(Source material)

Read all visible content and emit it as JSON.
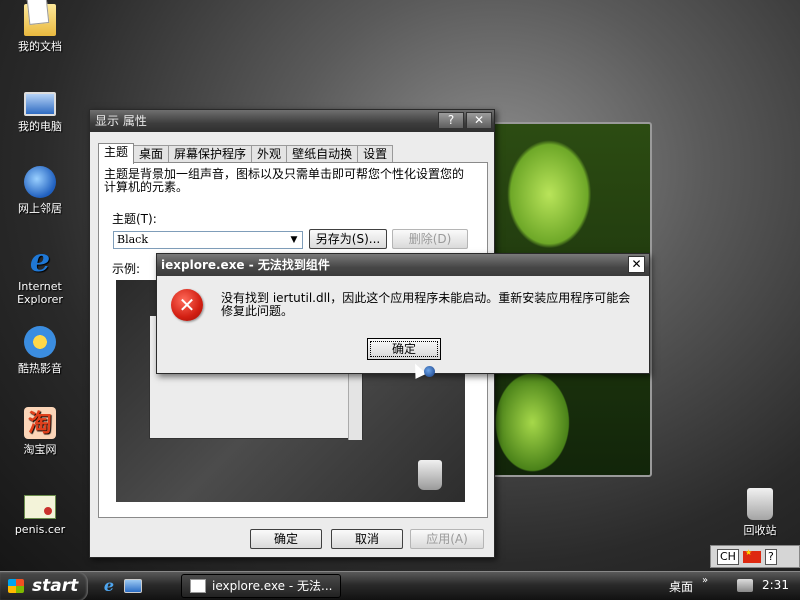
{
  "desktop": {
    "icons": [
      {
        "label": "我的文档",
        "icon": "my-documents-icon"
      },
      {
        "label": "我的电脑",
        "icon": "my-computer-icon"
      },
      {
        "label": "网上邻居",
        "icon": "network-places-icon"
      },
      {
        "label": "Internet Explorer",
        "icon": "internet-explorer-icon"
      },
      {
        "label": "酷热影音",
        "icon": "kuer-player-icon"
      },
      {
        "label": "淘宝网",
        "icon": "taobao-icon"
      },
      {
        "label": "penis.cer",
        "icon": "certificate-icon"
      }
    ],
    "recycle_bin": {
      "label": "回收站",
      "icon": "recycle-bin-icon"
    }
  },
  "display_properties": {
    "title": "显示 属性",
    "title_buttons": {
      "help": "?",
      "close": "✕"
    },
    "tabs": [
      {
        "label": "主题",
        "active": true
      },
      {
        "label": "桌面"
      },
      {
        "label": "屏幕保护程序"
      },
      {
        "label": "外观"
      },
      {
        "label": "壁纸自动换"
      },
      {
        "label": "设置"
      }
    ],
    "description": "主题是背景加一组声音，图标以及只需单击即可帮您个性化设置您的计算机的元素。",
    "theme_label": "主题(T):",
    "theme_value": "Black",
    "save_as_label": "另存为(S)...",
    "delete_label": "删除(D)",
    "sample_label": "示例:",
    "ok_label": "确定",
    "cancel_label": "取消",
    "apply_label": "应用(A)"
  },
  "error_dialog": {
    "title": "iexplore.exe - 无法找到组件",
    "close": "✕",
    "message": "没有找到 iertutil.dll，因此这个应用程序未能启动。重新安装应用程序可能会修复此问题。",
    "ok_label": "确定"
  },
  "language_bar": {
    "lang": "CH",
    "help": "?"
  },
  "taskbar": {
    "start_label": "start",
    "task_label": "iexplore.exe - 无法...",
    "desktop_label": "桌面",
    "chevron": "»",
    "clock": "2:31"
  },
  "colors": {
    "error_red": "#d21f12",
    "title_bar": "#3d3d3d",
    "taskbar": "#1c1c1c"
  }
}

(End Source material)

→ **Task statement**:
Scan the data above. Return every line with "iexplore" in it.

→ **Task response**:
    "title": "iexplore.exe - 无法找到组件",
    "task_label": "iexplore.exe - 无法...",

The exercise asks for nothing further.